• EXERCISE OBJECTIVE:
The entries are to be reproduced verbatim, with all pictures omitted.

• DATASET:
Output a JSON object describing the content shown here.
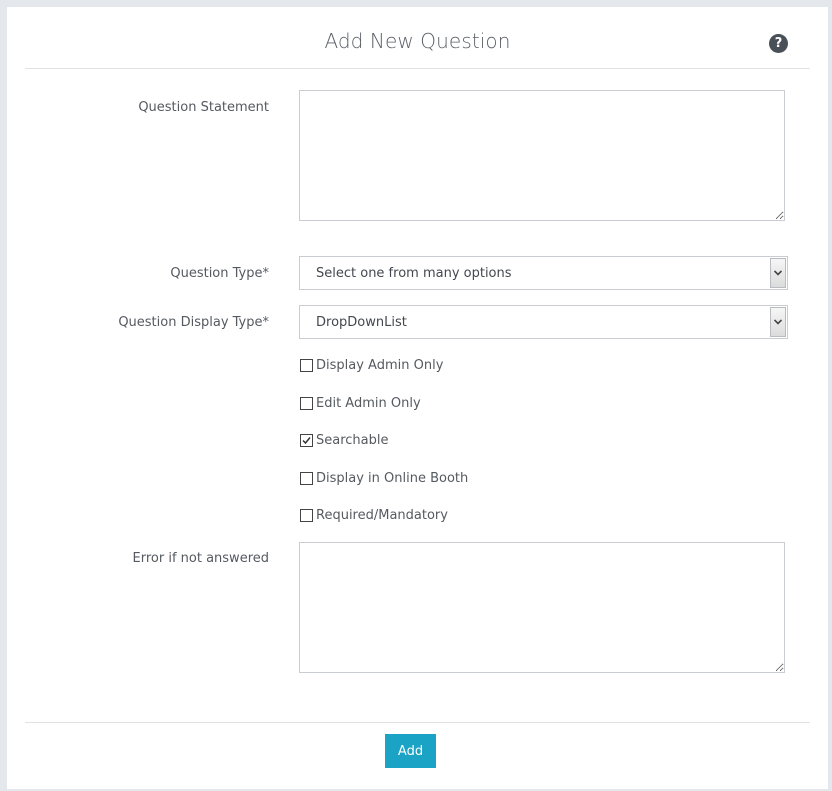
{
  "header": {
    "title": "Add New Question",
    "help_glyph": "?"
  },
  "form": {
    "question_statement": {
      "label": "Question Statement",
      "value": ""
    },
    "question_type": {
      "label": "Question Type*",
      "value": "Select one from many options"
    },
    "question_display_type": {
      "label": "Question Display Type*",
      "value": "DropDownList"
    },
    "checkboxes": [
      {
        "label": "Display Admin Only",
        "checked": false
      },
      {
        "label": "Edit Admin Only",
        "checked": false
      },
      {
        "label": "Searchable",
        "checked": true
      },
      {
        "label": "Display in Online Booth",
        "checked": false
      },
      {
        "label": "Required/Mandatory",
        "checked": false
      }
    ],
    "error_if_not_answered": {
      "label": "Error if not answered",
      "value": ""
    }
  },
  "footer": {
    "add_label": "Add"
  },
  "colors": {
    "accent": "#1aa3c4",
    "background": "#e4e7ec",
    "panel": "#ffffff",
    "text": "#555a60"
  },
  "icons": {
    "help": "question-circle-icon",
    "select_arrow": "chevron-down-icon",
    "checkmark": "checkmark-icon"
  }
}
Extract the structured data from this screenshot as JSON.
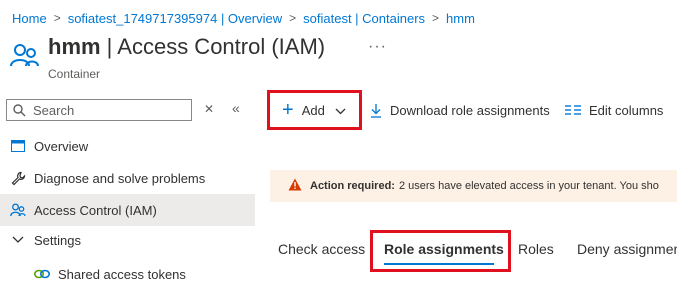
{
  "breadcrumb": [
    {
      "label": "Home"
    },
    {
      "label": "sofiatest_1749717395974 | Overview"
    },
    {
      "label": "sofiatest | Containers"
    },
    {
      "label": "hmm"
    }
  ],
  "header": {
    "title_bold": "hmm",
    "title_rest": " | Access Control (IAM)",
    "more": "···",
    "subtitle": "Container"
  },
  "search": {
    "placeholder": "Search",
    "value": ""
  },
  "sidebar": {
    "items": [
      {
        "label": "Overview",
        "icon": "overview-icon"
      },
      {
        "label": "Diagnose and solve problems",
        "icon": "wrench-icon"
      },
      {
        "label": "Access Control (IAM)",
        "icon": "people-icon",
        "active": true
      },
      {
        "label": "Settings",
        "icon": "chevron-down-icon"
      },
      {
        "label": "Shared access tokens",
        "icon": "link-icon"
      }
    ]
  },
  "toolbar": {
    "add_label": "Add",
    "download_label": "Download role assignments",
    "edit_columns_label": "Edit columns"
  },
  "banner": {
    "title": "Action required:",
    "text": "2 users have elevated access in your tenant. You sho"
  },
  "tabs": [
    {
      "label": "Check access"
    },
    {
      "label": "Role assignments",
      "active": true
    },
    {
      "label": "Roles"
    },
    {
      "label": "Deny assignmen"
    }
  ],
  "colors": {
    "accent": "#0078d4",
    "highlight_border": "#e0101e",
    "warning": "#d83b01",
    "banner_bg": "#fdf1e6"
  }
}
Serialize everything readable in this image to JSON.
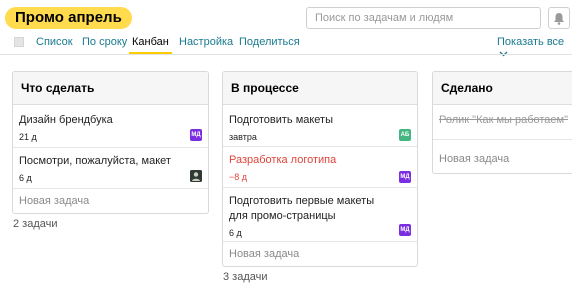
{
  "header": {
    "project_title": "Промо апрель",
    "search_placeholder": "Поиск по задачам и людям"
  },
  "tabs": [
    {
      "label": "Список"
    },
    {
      "label": "По сроку"
    },
    {
      "label": "Канбан",
      "active": true
    },
    {
      "label": "Настройка"
    },
    {
      "label": "Поделиться"
    }
  ],
  "show_all_label": "Показать все",
  "columns": [
    {
      "title": "Что сделать",
      "cards": [
        {
          "title": "Дизайн брендбука",
          "due": "21 д",
          "badge": "МД",
          "badge_color": "#7b2ee0"
        },
        {
          "title": "Посмотри, пожалуйста, макет",
          "due": "6 д",
          "badge": "",
          "badge_color": "#3a4a3a"
        }
      ],
      "new_task_label": "Новая задача",
      "count_label": "2 задачи"
    },
    {
      "title": "В процессе",
      "cards": [
        {
          "title": "Подготовить макеты",
          "due": "завтра",
          "badge": "АБ",
          "badge_color": "#43b581"
        },
        {
          "title": "Разработка логотипа",
          "due": "−8 д",
          "badge": "МД",
          "badge_color": "#7b2ee0",
          "overdue": true
        },
        {
          "title": "Подготовить первые макеты для промо-страницы",
          "due": "6 д",
          "badge": "МД",
          "badge_color": "#7b2ee0"
        }
      ],
      "new_task_label": "Новая задача",
      "count_label": "3 задачи"
    },
    {
      "title": "Сделано",
      "cards": [
        {
          "title": "Ролик \"Как мы работаем\"",
          "done": true
        }
      ],
      "new_task_label": "Новая задача"
    }
  ]
}
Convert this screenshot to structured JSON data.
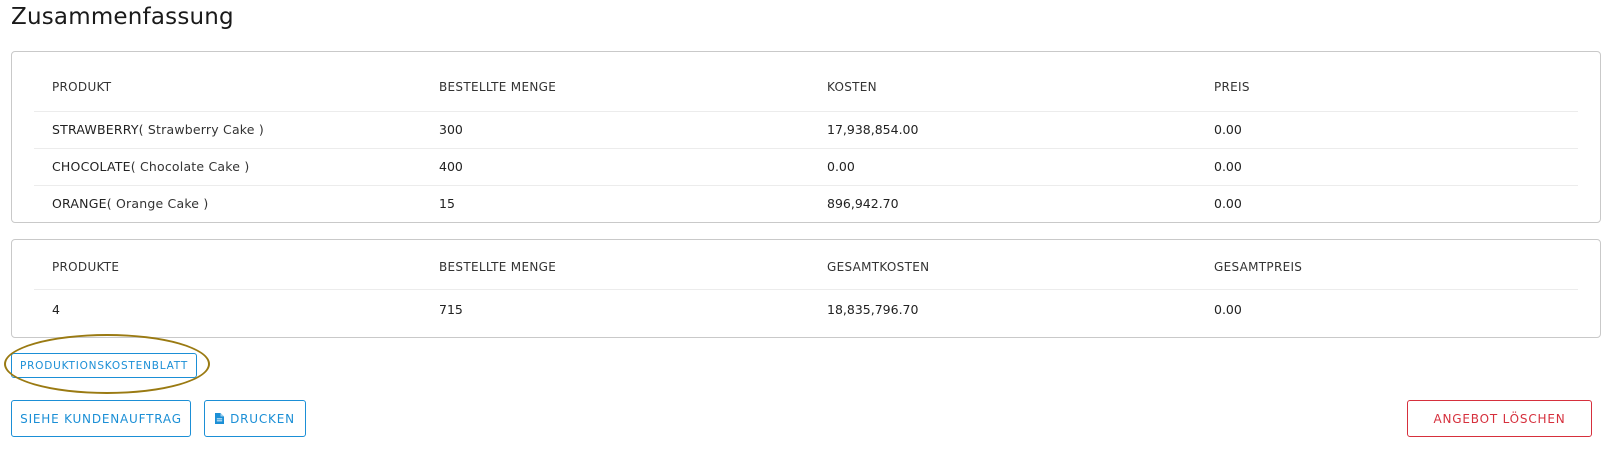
{
  "page": {
    "title": "Zusammenfassung"
  },
  "products_table": {
    "headers": [
      "PRODUKT",
      "BESTELLTE MENGE",
      "KOSTEN",
      "PREIS"
    ],
    "rows": [
      {
        "product": "STRAWBERRY",
        "description": "( Strawberry Cake )",
        "quantity": "300",
        "cost": "17,938,854.00",
        "price": "0.00"
      },
      {
        "product": "CHOCOLATE",
        "description": "( Chocolate Cake )",
        "quantity": "400",
        "cost": "0.00",
        "price": "0.00"
      },
      {
        "product": "ORANGE",
        "description": "( Orange Cake )",
        "quantity": "15",
        "cost": "896,942.70",
        "price": "0.00"
      }
    ]
  },
  "totals_table": {
    "headers": [
      "PRODUKTE",
      "BESTELLTE MENGE",
      "GESAMTKOSTEN",
      "GESAMTPREIS"
    ],
    "row": {
      "products": "4",
      "quantity": "715",
      "total_cost": "18,835,796.70",
      "total_price": "0.00"
    }
  },
  "buttons": {
    "cost_sheet": "PRODUKTIONSKOSTENBLATT",
    "view_order": "SIEHE KUNDENAUFTRAG",
    "print": "DRUCKEN",
    "delete_offer": "ANGEBOT LÖSCHEN"
  },
  "icons": {
    "print": "file-icon"
  },
  "colors": {
    "primary": "#1b8fd6",
    "danger": "#d6303d",
    "highlight": "#9a7a12"
  }
}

• ANSWER FOR THIS EXERCISE:
Output a JSON object describing the content shown here.
{
  "header": {
    "title": "Add New Question",
    "help_glyph": "?"
  },
  "form": {
    "question_statement": {
      "label": "Question Statement",
      "value": ""
    },
    "question_type": {
      "label": "Question Type*",
      "value": "Select one from many options"
    },
    "question_display_type": {
      "label": "Question Display Type*",
      "value": "DropDownList"
    },
    "checkboxes": [
      {
        "label": "Display Admin Only",
        "checked": false
      },
      {
        "label": "Edit Admin Only",
        "checked": false
      },
      {
        "label": "Searchable",
        "checked": true
      },
      {
        "label": "Display in Online Booth",
        "checked": false
      },
      {
        "label": "Required/Mandatory",
        "checked": false
      }
    ],
    "error_if_not_answered": {
      "label": "Error if not answered",
      "value": ""
    }
  },
  "footer": {
    "add_label": "Add"
  },
  "colors": {
    "accent": "#1aa3c4",
    "background": "#e4e7ec",
    "panel": "#ffffff",
    "text": "#555a60"
  },
  "icons": {
    "help": "question-circle-icon",
    "select_arrow": "chevron-down-icon",
    "checkmark": "checkmark-icon"
  }
}
Extract the structured data from this screenshot as JSON.
{
  "breadcrumb": [
    {
      "label": "Home"
    },
    {
      "label": "sofiatest_1749717395974 | Overview"
    },
    {
      "label": "sofiatest | Containers"
    },
    {
      "label": "hmm"
    }
  ],
  "header": {
    "title_bold": "hmm",
    "title_rest": " | Access Control (IAM)",
    "more": "···",
    "subtitle": "Container"
  },
  "search": {
    "placeholder": "Search",
    "value": ""
  },
  "sidebar": {
    "items": [
      {
        "label": "Overview",
        "icon": "overview-icon"
      },
      {
        "label": "Diagnose and solve problems",
        "icon": "wrench-icon"
      },
      {
        "label": "Access Control (IAM)",
        "icon": "people-icon",
        "active": true
      },
      {
        "label": "Settings",
        "icon": "chevron-down-icon"
      },
      {
        "label": "Shared access tokens",
        "icon": "link-icon"
      }
    ]
  },
  "toolbar": {
    "add_label": "Add",
    "download_label": "Download role assignments",
    "edit_columns_label": "Edit columns"
  },
  "banner": {
    "title": "Action required:",
    "text": "2 users have elevated access in your tenant. You sho"
  },
  "tabs": [
    {
      "label": "Check access"
    },
    {
      "label": "Role assignments",
      "active": true
    },
    {
      "label": "Roles"
    },
    {
      "label": "Deny assignmen"
    }
  ],
  "colors": {
    "accent": "#0078d4",
    "highlight_border": "#e0101e",
    "warning": "#d83b01",
    "banner_bg": "#fdf1e6"
  }
}
Serialize everything readable in this image to JSON.
{
  "header": {
    "project_title": "Промо апрель",
    "search_placeholder": "Поиск по задачам и людям"
  },
  "tabs": [
    {
      "label": "Список"
    },
    {
      "label": "По сроку"
    },
    {
      "label": "Канбан",
      "active": true
    },
    {
      "label": "Настройка"
    },
    {
      "label": "Поделиться"
    }
  ],
  "show_all_label": "Показать все",
  "columns": [
    {
      "title": "Что сделать",
      "cards": [
        {
          "title": "Дизайн брендбука",
          "due": "21 д",
          "badge": "МД",
          "badge_color": "#7b2ee0"
        },
        {
          "title": "Посмотри, пожалуйста, макет",
          "due": "6 д",
          "badge": "",
          "badge_color": "#3a4a3a"
        }
      ],
      "new_task_label": "Новая задача",
      "count_label": "2 задачи"
    },
    {
      "title": "В процессе",
      "cards": [
        {
          "title": "Подготовить макеты",
          "due": "завтра",
          "badge": "АБ",
          "badge_color": "#43b581"
        },
        {
          "title": "Разработка логотипа",
          "due": "−8 д",
          "badge": "МД",
          "badge_color": "#7b2ee0",
          "overdue": true
        },
        {
          "title": "Подготовить первые макеты для промо-страницы",
          "due": "6 д",
          "badge": "МД",
          "badge_color": "#7b2ee0"
        }
      ],
      "new_task_label": "Новая задача",
      "count_label": "3 задачи"
    },
    {
      "title": "Сделано",
      "cards": [
        {
          "title": "Ролик \"Как мы работаем\"",
          "done": true
        }
      ],
      "new_task_label": "Новая задача"
    }
  ]
}
Convert this screenshot to structured JSON data.
{
  "page": {
    "title": "Zusammenfassung"
  },
  "products_table": {
    "headers": [
      "PRODUKT",
      "BESTELLTE MENGE",
      "KOSTEN",
      "PREIS"
    ],
    "rows": [
      {
        "product": "STRAWBERRY",
        "description": "( Strawberry Cake )",
        "quantity": "300",
        "cost": "17,938,854.00",
        "price": "0.00"
      },
      {
        "product": "CHOCOLATE",
        "description": "( Chocolate Cake )",
        "quantity": "400",
        "cost": "0.00",
        "price": "0.00"
      },
      {
        "product": "ORANGE",
        "description": "( Orange Cake )",
        "quantity": "15",
        "cost": "896,942.70",
        "price": "0.00"
      }
    ]
  },
  "totals_table": {
    "headers": [
      "PRODUKTE",
      "BESTELLTE MENGE",
      "GESAMTKOSTEN",
      "GESAMTPREIS"
    ],
    "row": {
      "products": "4",
      "quantity": "715",
      "total_cost": "18,835,796.70",
      "total_price": "0.00"
    }
  },
  "buttons": {
    "cost_sheet": "PRODUKTIONSKOSTENBLATT",
    "view_order": "SIEHE KUNDENAUFTRAG",
    "print": "DRUCKEN",
    "delete_offer": "ANGEBOT LÖSCHEN"
  },
  "icons": {
    "print": "file-icon"
  },
  "colors": {
    "primary": "#1b8fd6",
    "danger": "#d6303d",
    "highlight": "#9a7a12"
  }
}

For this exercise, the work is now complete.